## Instructions to follow
Copy all lines in the material holding the string "content".

**** Data ****

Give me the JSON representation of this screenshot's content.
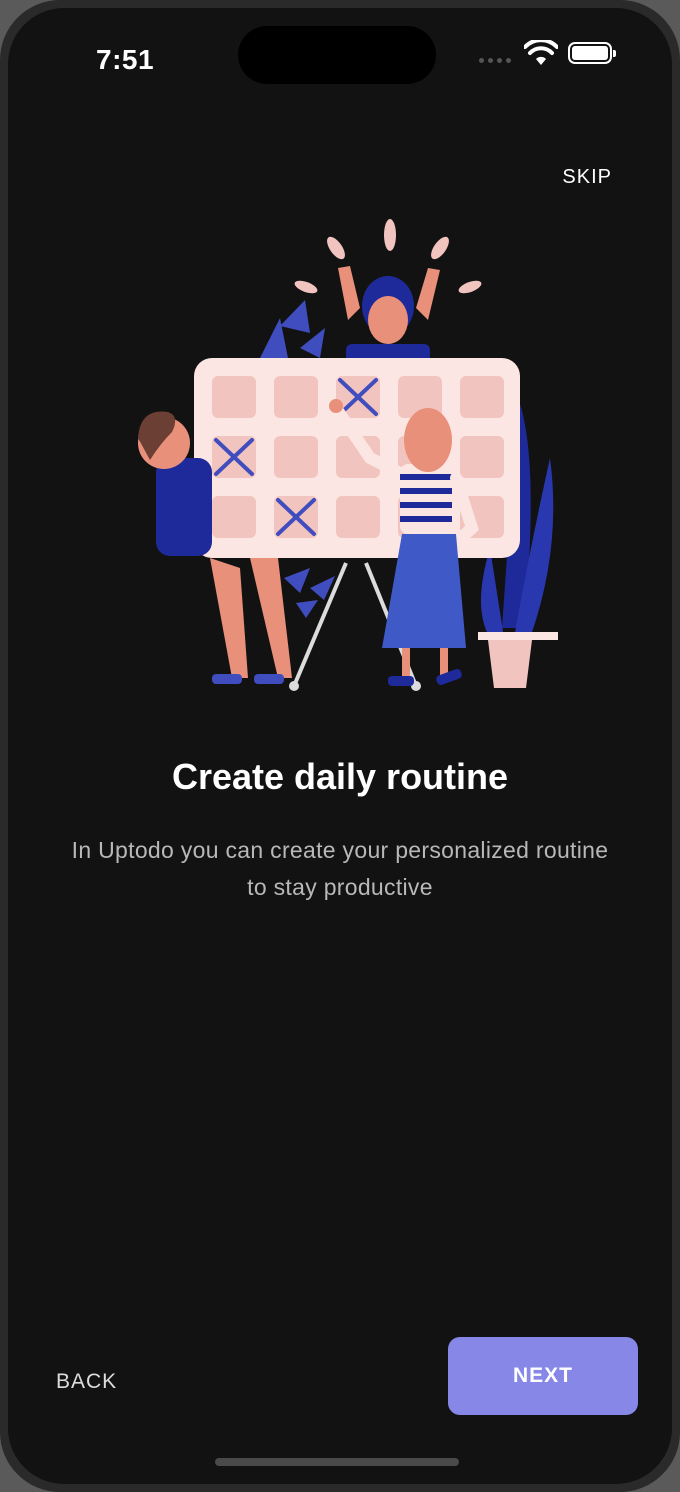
{
  "status_bar": {
    "time": "7:51"
  },
  "header": {
    "skip_label": "SKIP"
  },
  "onboarding": {
    "title": "Create daily routine",
    "description": "In Uptodo you can create your personalized routine to stay productive"
  },
  "footer": {
    "back_label": "BACK",
    "next_label": "NEXT"
  },
  "colors": {
    "background": "#121212",
    "accent": "#8687E7",
    "illustration_pink": "#F2C4C0",
    "illustration_blue": "#3F4DBE"
  },
  "icons": [
    "wifi-icon",
    "battery-icon",
    "signal-icon"
  ]
}
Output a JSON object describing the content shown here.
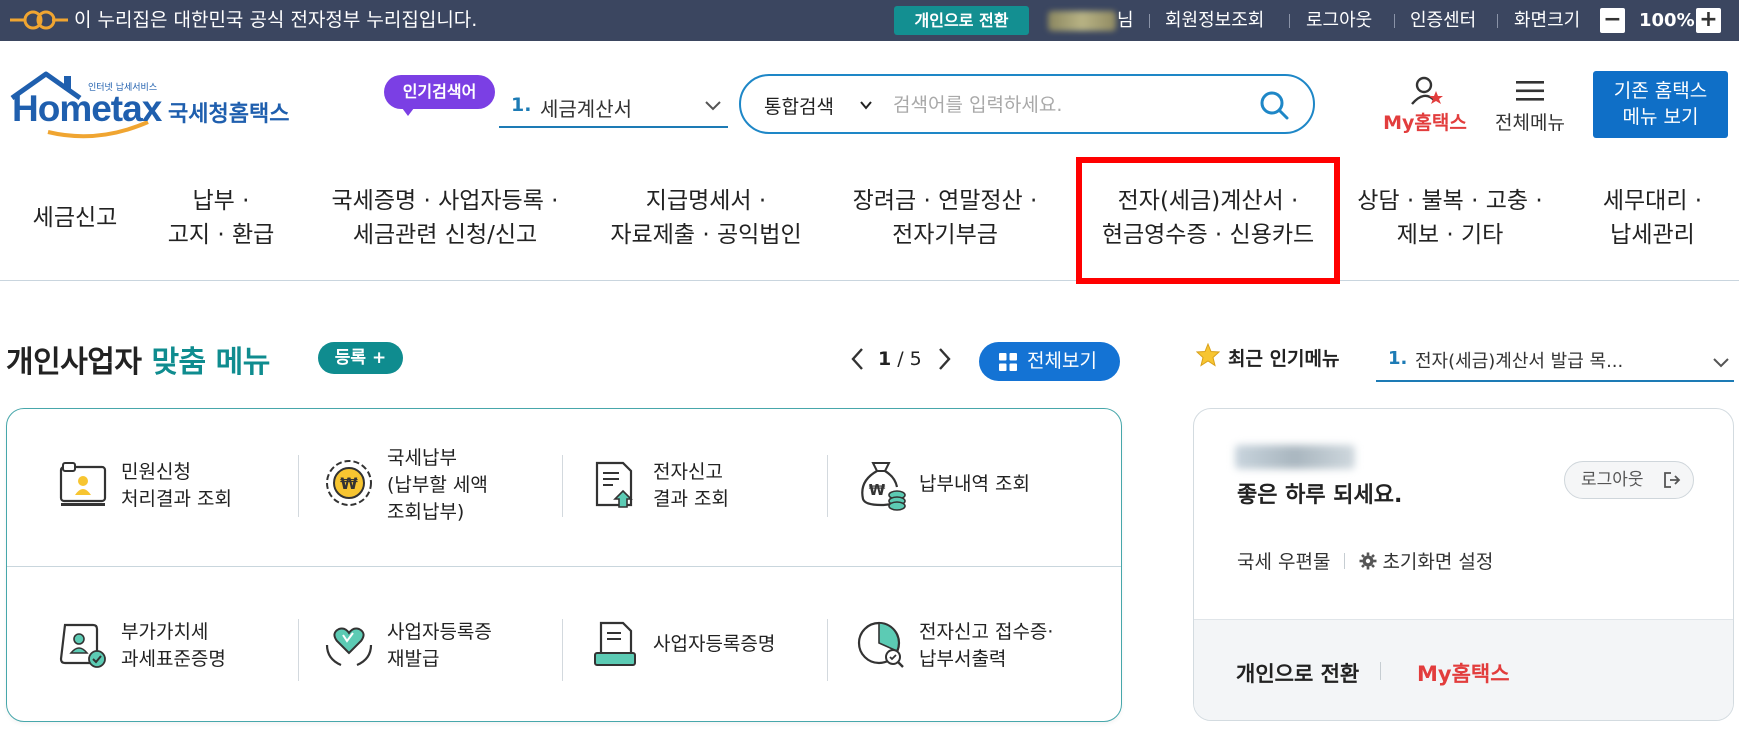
{
  "topbar": {
    "gov_notice": "이 누리집은 대한민국 공식 전자정부 누리집입니다.",
    "switch_label": "개인으로 전환",
    "user_suffix": "님",
    "links": [
      "회원정보조회",
      "로그아웃",
      "인증센터",
      "화면크기"
    ],
    "zoom_minus": "−",
    "zoom_value": "100%",
    "zoom_plus": "+"
  },
  "header": {
    "logo_top": "인터넷 납세서비스",
    "logo_main": "Hometax",
    "logo_sub": "국세청홈택스",
    "popular_badge": "인기검색어",
    "popular_rank": "1.",
    "popular_term": "세금계산서",
    "search_category": "통합검색",
    "search_placeholder": "검색어를 입력하세요.",
    "my_hometax": "My홈택스",
    "all_menu": "전체메뉴",
    "old_menu_line1": "기존 홈택스",
    "old_menu_line2": "메뉴 보기"
  },
  "nav": [
    "세금신고",
    "납부 ·\n고지 · 환급",
    "국세증명 · 사업자등록 ·\n세금관련 신청/신고",
    "지급명세서 ·\n자료제출 · 공익법인",
    "장려금 · 연말정산 ·\n전자기부금",
    "전자(세금)계산서 ·\n현금영수증 · 신용카드",
    "상담 · 불복 · 고충 ·\n제보 · 기타",
    "세무대리 ·\n납세관리"
  ],
  "custom_menu": {
    "title_main": "개인사업자",
    "title_accent": "맞춤 메뉴",
    "register_label": "등록 +",
    "page_current": "1",
    "page_sep": "/",
    "page_total": "5",
    "view_all": "전체보기",
    "items": [
      "민원신청\n처리결과 조회",
      "국세납부\n(납부할 세액\n조회납부)",
      "전자신고\n결과 조회",
      "납부내역 조회",
      "부가가치세\n과세표준증명",
      "사업자등록증\n재발급",
      "사업자등록증명",
      "전자신고 접수증·\n납부서출력"
    ]
  },
  "recent": {
    "title": "최근 인기메뉴",
    "rank": "1.",
    "item": "전자(세금)계산서 발급 목..."
  },
  "user_card": {
    "greeting": "좋은 하루 되세요.",
    "logout": "로그아웃",
    "link_mail": "국세 우편물",
    "link_settings": "초기화면 설정",
    "switch": "개인으로 전환",
    "my_hometax": "My홈택스"
  },
  "colors": {
    "topbar_bg": "#3b4660",
    "teal": "#0f8c8f",
    "blue": "#1473d4",
    "red_accent": "#e23d3d",
    "purple": "#7b3fe4",
    "highlight": "#ff0000"
  }
}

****

## Answer for the task
Give me the JSON representation of this screenshot's content.
Output a JSON object describing the content shown here.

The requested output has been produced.